## Try it
Pictures in the records are to be excluded from an otherwise exact copy.

######

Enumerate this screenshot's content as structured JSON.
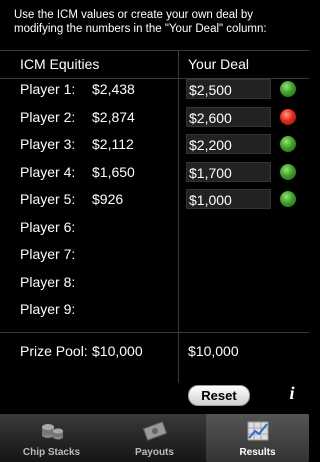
{
  "intro_text": "Use the ICM values or create your own deal by modifying the numbers in the \"Your Deal\" column:",
  "headers": {
    "equities": "ICM Equities",
    "deal": "Your Deal"
  },
  "players": [
    {
      "label": "Player 1:",
      "equity": "$2,438",
      "deal": "$2,500",
      "status": "green"
    },
    {
      "label": "Player 2:",
      "equity": "$2,874",
      "deal": "$2,600",
      "status": "red"
    },
    {
      "label": "Player 3:",
      "equity": "$2,112",
      "deal": "$2,200",
      "status": "green"
    },
    {
      "label": "Player 4:",
      "equity": "$1,650",
      "deal": "$1,700",
      "status": "green"
    },
    {
      "label": "Player 5:",
      "equity": "$926",
      "deal": "$1,000",
      "status": "green"
    },
    {
      "label": "Player 6:",
      "equity": "",
      "deal": "",
      "status": ""
    },
    {
      "label": "Player 7:",
      "equity": "",
      "deal": "",
      "status": ""
    },
    {
      "label": "Player 8:",
      "equity": "",
      "deal": "",
      "status": ""
    },
    {
      "label": "Player 9:",
      "equity": "",
      "deal": "",
      "status": ""
    }
  ],
  "prize_pool": {
    "label": "Prize Pool:",
    "value": "$10,000",
    "deal_total": "$10,000"
  },
  "reset_label": "Reset",
  "info_glyph": "i",
  "tabs": [
    {
      "label": "Chip Stacks",
      "icon": "chips-icon",
      "active": false
    },
    {
      "label": "Payouts",
      "icon": "money-icon",
      "active": false
    },
    {
      "label": "Results",
      "icon": "chart-icon",
      "active": true
    }
  ],
  "colors": {
    "ok": "#3ea12a",
    "warn": "#e32b1a"
  }
}
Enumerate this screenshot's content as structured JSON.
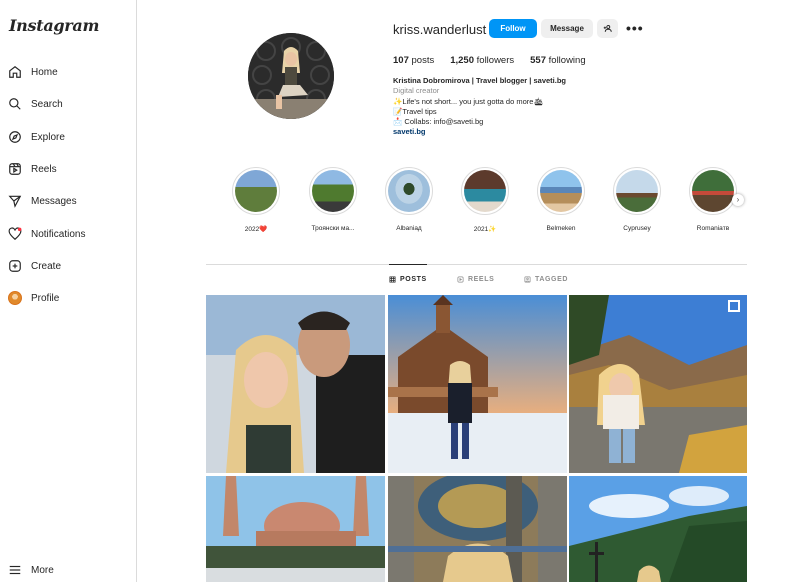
{
  "app": {
    "logo": "Instagram"
  },
  "sidebar": {
    "items": [
      {
        "label": "Home",
        "icon": "home-icon"
      },
      {
        "label": "Search",
        "icon": "search-icon"
      },
      {
        "label": "Explore",
        "icon": "compass-icon"
      },
      {
        "label": "Reels",
        "icon": "reels-icon"
      },
      {
        "label": "Messages",
        "icon": "send-icon"
      },
      {
        "label": "Notifications",
        "icon": "heart-icon"
      },
      {
        "label": "Create",
        "icon": "plus-square-icon"
      },
      {
        "label": "Profile",
        "icon": "avatar"
      }
    ],
    "more_label": "More"
  },
  "profile": {
    "username": "kriss.wanderlust",
    "follow_label": "Follow",
    "message_label": "Message",
    "stats": {
      "posts": "107",
      "posts_label": "posts",
      "followers": "1,250",
      "followers_label": "followers",
      "following": "557",
      "following_label": "following"
    },
    "bio": {
      "name": "Kristina Dobromirova | Travel blogger | saveti.bg",
      "category": "Digital creator",
      "line1": "✨Life's not short... you just gotta do more🛳",
      "line2": "📝Travel tips",
      "line3": "📩 Collabs: info@saveti.bg",
      "link": "saveti.bg"
    }
  },
  "highlights": [
    {
      "label": "2022❤️"
    },
    {
      "label": "Троянски ма..."
    },
    {
      "label": "Albaniaд"
    },
    {
      "label": "2021✨"
    },
    {
      "label": "Belmeken"
    },
    {
      "label": "Cyprusey"
    },
    {
      "label": "Romaniaтв"
    }
  ],
  "tabs": [
    {
      "label": "POSTS",
      "icon": "grid-icon"
    },
    {
      "label": "REELS",
      "icon": "reels-icon"
    },
    {
      "label": "TAGGED",
      "icon": "tag-icon"
    }
  ],
  "colors": {
    "accent": "#0095f6",
    "border": "#dbdbdb",
    "link": "#00376b"
  }
}
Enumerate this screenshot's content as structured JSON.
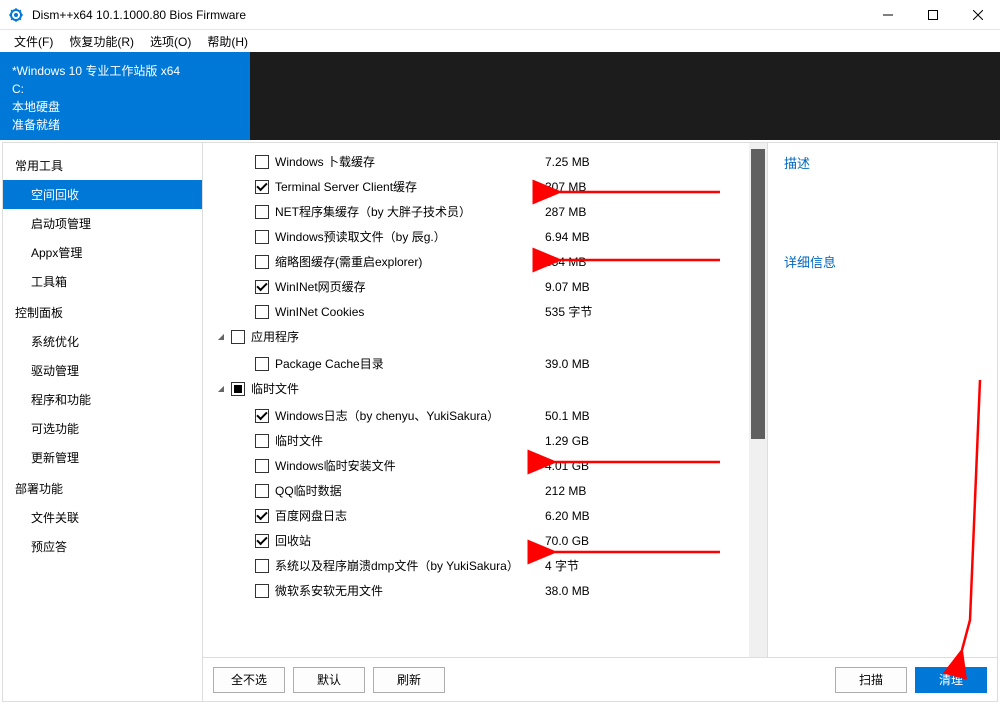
{
  "window": {
    "title": "Dism++x64 10.1.1000.80 Bios Firmware"
  },
  "menu": {
    "file": "文件(F)",
    "restore": "恢复功能(R)",
    "options": "选项(O)",
    "help": "帮助(H)"
  },
  "info": {
    "os": "*Windows 10 专业工作站版 x64",
    "drive": "C:",
    "disk": "本地硬盘",
    "status": "准备就绪"
  },
  "sidebar": {
    "g1": "常用工具",
    "i1": "空间回收",
    "i2": "启动项管理",
    "i3": "Appx管理",
    "i4": "工具箱",
    "g2": "控制面板",
    "i5": "系统优化",
    "i6": "驱动管理",
    "i7": "程序和功能",
    "i8": "可选功能",
    "i9": "更新管理",
    "g3": "部署功能",
    "i10": "文件关联",
    "i11": "预应答"
  },
  "rows": [
    {
      "type": "child",
      "chk": "",
      "name": "Windows 卜载缓存",
      "size": "7.25 MB"
    },
    {
      "type": "child",
      "chk": "checked",
      "name": "Terminal Server Client缓存",
      "size": "307 MB"
    },
    {
      "type": "child",
      "chk": "",
      "name": "NET程序集缓存（by 大胖子技术员）",
      "size": "287 MB"
    },
    {
      "type": "child",
      "chk": "",
      "name": "Windows预读取文件（by 辰g.）",
      "size": "6.94 MB"
    },
    {
      "type": "child",
      "chk": "",
      "name": "缩略图缓存(需重启explorer)",
      "size": "654 MB"
    },
    {
      "type": "child",
      "chk": "checked",
      "name": "WinINet网页缓存",
      "size": "9.07 MB"
    },
    {
      "type": "child",
      "chk": "",
      "name": "WinINet Cookies",
      "size": "535 字节"
    },
    {
      "type": "group",
      "chk": "",
      "name": "应用程序",
      "size": ""
    },
    {
      "type": "child",
      "chk": "",
      "name": "Package Cache目录",
      "size": "39.0 MB"
    },
    {
      "type": "group",
      "chk": "indet",
      "name": "临时文件",
      "size": ""
    },
    {
      "type": "child",
      "chk": "checked",
      "name": "Windows日志（by chenyu、YukiSakura）",
      "size": "50.1 MB"
    },
    {
      "type": "child",
      "chk": "",
      "name": "临时文件",
      "size": "1.29 GB"
    },
    {
      "type": "child",
      "chk": "",
      "name": "Windows临时安装文件",
      "size": "4.01 GB"
    },
    {
      "type": "child",
      "chk": "",
      "name": "QQ临时数据",
      "size": "212 MB"
    },
    {
      "type": "child",
      "chk": "checked",
      "name": "百度网盘日志",
      "size": "6.20 MB"
    },
    {
      "type": "child",
      "chk": "checked",
      "name": "回收站",
      "size": "70.0 GB"
    },
    {
      "type": "child",
      "chk": "",
      "name": "系统以及程序崩溃dmp文件（by YukiSakura）",
      "size": "4 字节"
    },
    {
      "type": "child",
      "chk": "",
      "name": "微软系安软无用文件",
      "size": "38.0 MB"
    }
  ],
  "rightpanel": {
    "desc": "描述",
    "detail": "详细信息"
  },
  "footer": {
    "deselect": "全不选",
    "default": "默认",
    "refresh": "刷新",
    "scan": "扫描",
    "clean": "清理"
  }
}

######

## Task result
Enumerate this screenshot's content as structured JSON.
{
  "intro_text": "Use the ICM values or create your own deal by modifying the numbers in the \"Your Deal\" column:",
  "headers": {
    "equities": "ICM Equities",
    "deal": "Your Deal"
  },
  "players": [
    {
      "label": "Player 1:",
      "equity": "$2,438",
      "deal": "$2,500",
      "status": "green"
    },
    {
      "label": "Player 2:",
      "equity": "$2,874",
      "deal": "$2,600",
      "status": "red"
    },
    {
      "label": "Player 3:",
      "equity": "$2,112",
      "deal": "$2,200",
      "status": "green"
    },
    {
      "label": "Player 4:",
      "equity": "$1,650",
      "deal": "$1,700",
      "status": "green"
    },
    {
      "label": "Player 5:",
      "equity": "$926",
      "deal": "$1,000",
      "status": "green"
    },
    {
      "label": "Player 6:",
      "equity": "",
      "deal": "",
      "status": ""
    },
    {
      "label": "Player 7:",
      "equity": "",
      "deal": "",
      "status": ""
    },
    {
      "label": "Player 8:",
      "equity": "",
      "deal": "",
      "status": ""
    },
    {
      "label": "Player 9:",
      "equity": "",
      "deal": "",
      "status": ""
    }
  ],
  "prize_pool": {
    "label": "Prize Pool:",
    "value": "$10,000",
    "deal_total": "$10,000"
  },
  "reset_label": "Reset",
  "info_glyph": "i",
  "tabs": [
    {
      "label": "Chip Stacks",
      "icon": "chips-icon",
      "active": false
    },
    {
      "label": "Payouts",
      "icon": "money-icon",
      "active": false
    },
    {
      "label": "Results",
      "icon": "chart-icon",
      "active": true
    }
  ],
  "colors": {
    "ok": "#3ea12a",
    "warn": "#e32b1a"
  }
}
Enumerate this screenshot's content as structured JSON.
{
  "app": {
    "logo": "Instagram"
  },
  "sidebar": {
    "items": [
      {
        "label": "Home",
        "icon": "home-icon"
      },
      {
        "label": "Search",
        "icon": "search-icon"
      },
      {
        "label": "Explore",
        "icon": "compass-icon"
      },
      {
        "label": "Reels",
        "icon": "reels-icon"
      },
      {
        "label": "Messages",
        "icon": "send-icon"
      },
      {
        "label": "Notifications",
        "icon": "heart-icon"
      },
      {
        "label": "Create",
        "icon": "plus-square-icon"
      },
      {
        "label": "Profile",
        "icon": "avatar"
      }
    ],
    "more_label": "More"
  },
  "profile": {
    "username": "kriss.wanderlust",
    "follow_label": "Follow",
    "message_label": "Message",
    "stats": {
      "posts": "107",
      "posts_label": "posts",
      "followers": "1,250",
      "followers_label": "followers",
      "following": "557",
      "following_label": "following"
    },
    "bio": {
      "name": "Kristina Dobromirova | Travel blogger | saveti.bg",
      "category": "Digital creator",
      "line1": "✨Life's not short... you just gotta do more🛳",
      "line2": "📝Travel tips",
      "line3": "📩 Collabs: info@saveti.bg",
      "link": "saveti.bg"
    }
  },
  "highlights": [
    {
      "label": "2022❤️"
    },
    {
      "label": "Троянски ма..."
    },
    {
      "label": "Albaniaд"
    },
    {
      "label": "2021✨"
    },
    {
      "label": "Belmeken"
    },
    {
      "label": "Cyprusey"
    },
    {
      "label": "Romaniaтв"
    }
  ],
  "tabs": [
    {
      "label": "POSTS",
      "icon": "grid-icon"
    },
    {
      "label": "REELS",
      "icon": "reels-icon"
    },
    {
      "label": "TAGGED",
      "icon": "tag-icon"
    }
  ],
  "colors": {
    "accent": "#0095f6",
    "border": "#dbdbdb",
    "link": "#00376b"
  }
}
Enumerate this screenshot's content as structured JSON.
{
  "window": {
    "title": "Dism++x64 10.1.1000.80 Bios Firmware"
  },
  "menu": {
    "file": "文件(F)",
    "restore": "恢复功能(R)",
    "options": "选项(O)",
    "help": "帮助(H)"
  },
  "info": {
    "os": "*Windows 10 专业工作站版 x64",
    "drive": "C:",
    "disk": "本地硬盘",
    "status": "准备就绪"
  },
  "sidebar": {
    "g1": "常用工具",
    "i1": "空间回收",
    "i2": "启动项管理",
    "i3": "Appx管理",
    "i4": "工具箱",
    "g2": "控制面板",
    "i5": "系统优化",
    "i6": "驱动管理",
    "i7": "程序和功能",
    "i8": "可选功能",
    "i9": "更新管理",
    "g3": "部署功能",
    "i10": "文件关联",
    "i11": "预应答"
  },
  "rows": [
    {
      "type": "child",
      "chk": "",
      "name": "Windows 卜载缓存",
      "size": "7.25 MB"
    },
    {
      "type": "child",
      "chk": "checked",
      "name": "Terminal Server Client缓存",
      "size": "307 MB"
    },
    {
      "type": "child",
      "chk": "",
      "name": "NET程序集缓存（by 大胖子技术员）",
      "size": "287 MB"
    },
    {
      "type": "child",
      "chk": "",
      "name": "Windows预读取文件（by 辰g.）",
      "size": "6.94 MB"
    },
    {
      "type": "child",
      "chk": "",
      "name": "缩略图缓存(需重启explorer)",
      "size": "654 MB"
    },
    {
      "type": "child",
      "chk": "checked",
      "name": "WinINet网页缓存",
      "size": "9.07 MB"
    },
    {
      "type": "child",
      "chk": "",
      "name": "WinINet Cookies",
      "size": "535 字节"
    },
    {
      "type": "group",
      "chk": "",
      "name": "应用程序",
      "size": ""
    },
    {
      "type": "child",
      "chk": "",
      "name": "Package Cache目录",
      "size": "39.0 MB"
    },
    {
      "type": "group",
      "chk": "indet",
      "name": "临时文件",
      "size": ""
    },
    {
      "type": "child",
      "chk": "checked",
      "name": "Windows日志（by chenyu、YukiSakura）",
      "size": "50.1 MB"
    },
    {
      "type": "child",
      "chk": "",
      "name": "临时文件",
      "size": "1.29 GB"
    },
    {
      "type": "child",
      "chk": "",
      "name": "Windows临时安装文件",
      "size": "4.01 GB"
    },
    {
      "type": "child",
      "chk": "",
      "name": "QQ临时数据",
      "size": "212 MB"
    },
    {
      "type": "child",
      "chk": "checked",
      "name": "百度网盘日志",
      "size": "6.20 MB"
    },
    {
      "type": "child",
      "chk": "checked",
      "name": "回收站",
      "size": "70.0 GB"
    },
    {
      "type": "child",
      "chk": "",
      "name": "系统以及程序崩溃dmp文件（by YukiSakura）",
      "size": "4 字节"
    },
    {
      "type": "child",
      "chk": "",
      "name": "微软系安软无用文件",
      "size": "38.0 MB"
    }
  ],
  "rightpanel": {
    "desc": "描述",
    "detail": "详细信息"
  },
  "footer": {
    "deselect": "全不选",
    "default": "默认",
    "refresh": "刷新",
    "scan": "扫描",
    "clean": "清理"
  }
}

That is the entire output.